### [Records]
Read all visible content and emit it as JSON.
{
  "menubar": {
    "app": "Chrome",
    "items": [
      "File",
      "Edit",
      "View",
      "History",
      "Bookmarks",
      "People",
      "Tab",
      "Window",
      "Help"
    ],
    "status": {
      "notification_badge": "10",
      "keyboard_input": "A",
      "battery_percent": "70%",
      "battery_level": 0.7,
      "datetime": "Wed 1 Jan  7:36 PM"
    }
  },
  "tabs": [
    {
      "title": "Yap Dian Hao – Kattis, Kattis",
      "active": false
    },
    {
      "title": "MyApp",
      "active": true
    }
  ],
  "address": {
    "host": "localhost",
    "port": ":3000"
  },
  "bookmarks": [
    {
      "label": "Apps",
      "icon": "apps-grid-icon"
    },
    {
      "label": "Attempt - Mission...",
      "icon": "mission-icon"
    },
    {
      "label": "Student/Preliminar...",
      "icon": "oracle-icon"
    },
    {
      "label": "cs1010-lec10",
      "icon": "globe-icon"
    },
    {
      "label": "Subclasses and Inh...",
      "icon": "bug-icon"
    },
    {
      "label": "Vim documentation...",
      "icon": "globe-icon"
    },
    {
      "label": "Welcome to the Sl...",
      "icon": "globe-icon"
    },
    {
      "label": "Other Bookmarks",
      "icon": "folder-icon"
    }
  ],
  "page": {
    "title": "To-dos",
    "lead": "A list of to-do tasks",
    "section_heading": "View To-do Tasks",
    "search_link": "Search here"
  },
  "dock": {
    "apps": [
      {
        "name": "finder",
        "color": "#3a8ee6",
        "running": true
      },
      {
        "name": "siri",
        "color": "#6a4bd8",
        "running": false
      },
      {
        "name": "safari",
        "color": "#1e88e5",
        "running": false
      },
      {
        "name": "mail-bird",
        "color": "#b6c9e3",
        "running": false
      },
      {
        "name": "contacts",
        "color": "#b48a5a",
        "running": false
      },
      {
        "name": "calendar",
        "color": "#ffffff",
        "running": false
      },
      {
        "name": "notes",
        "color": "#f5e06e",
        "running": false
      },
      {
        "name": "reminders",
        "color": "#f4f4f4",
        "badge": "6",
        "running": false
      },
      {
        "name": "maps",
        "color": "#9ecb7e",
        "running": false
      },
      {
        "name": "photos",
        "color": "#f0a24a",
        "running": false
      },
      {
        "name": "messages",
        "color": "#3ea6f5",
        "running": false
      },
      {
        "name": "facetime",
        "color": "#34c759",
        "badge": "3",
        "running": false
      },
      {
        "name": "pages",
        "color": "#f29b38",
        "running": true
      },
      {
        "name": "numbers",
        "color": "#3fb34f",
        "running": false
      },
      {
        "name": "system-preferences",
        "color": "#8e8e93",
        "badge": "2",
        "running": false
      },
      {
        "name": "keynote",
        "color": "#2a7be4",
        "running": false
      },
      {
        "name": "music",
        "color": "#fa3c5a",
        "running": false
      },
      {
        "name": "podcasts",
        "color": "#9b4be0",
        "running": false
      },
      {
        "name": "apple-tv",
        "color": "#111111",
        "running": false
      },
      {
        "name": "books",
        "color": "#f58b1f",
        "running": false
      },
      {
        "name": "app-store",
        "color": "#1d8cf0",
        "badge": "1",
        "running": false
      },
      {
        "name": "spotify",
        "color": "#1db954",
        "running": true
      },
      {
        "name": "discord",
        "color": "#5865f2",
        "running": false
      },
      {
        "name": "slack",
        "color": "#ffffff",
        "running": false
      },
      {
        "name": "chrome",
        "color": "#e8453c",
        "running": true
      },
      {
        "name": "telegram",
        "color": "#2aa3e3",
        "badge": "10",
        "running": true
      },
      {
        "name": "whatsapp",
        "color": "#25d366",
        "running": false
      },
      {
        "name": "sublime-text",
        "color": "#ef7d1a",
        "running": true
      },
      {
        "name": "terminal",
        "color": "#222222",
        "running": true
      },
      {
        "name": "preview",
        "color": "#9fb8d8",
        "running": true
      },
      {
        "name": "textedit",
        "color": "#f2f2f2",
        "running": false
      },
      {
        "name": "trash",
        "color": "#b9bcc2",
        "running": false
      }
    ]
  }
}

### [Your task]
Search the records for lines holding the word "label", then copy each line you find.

### [Task response]
      "label": "Apps",
      "label": "Attempt - Mission...",
      "label": "Student/Preliminar...",
      "label": "cs1010-lec10",
      "label": "Subclasses and Inh...",
      "label": "Vim documentation...",
      "label": "Welcome to the Sl...",
      "label": "Other Bookmarks",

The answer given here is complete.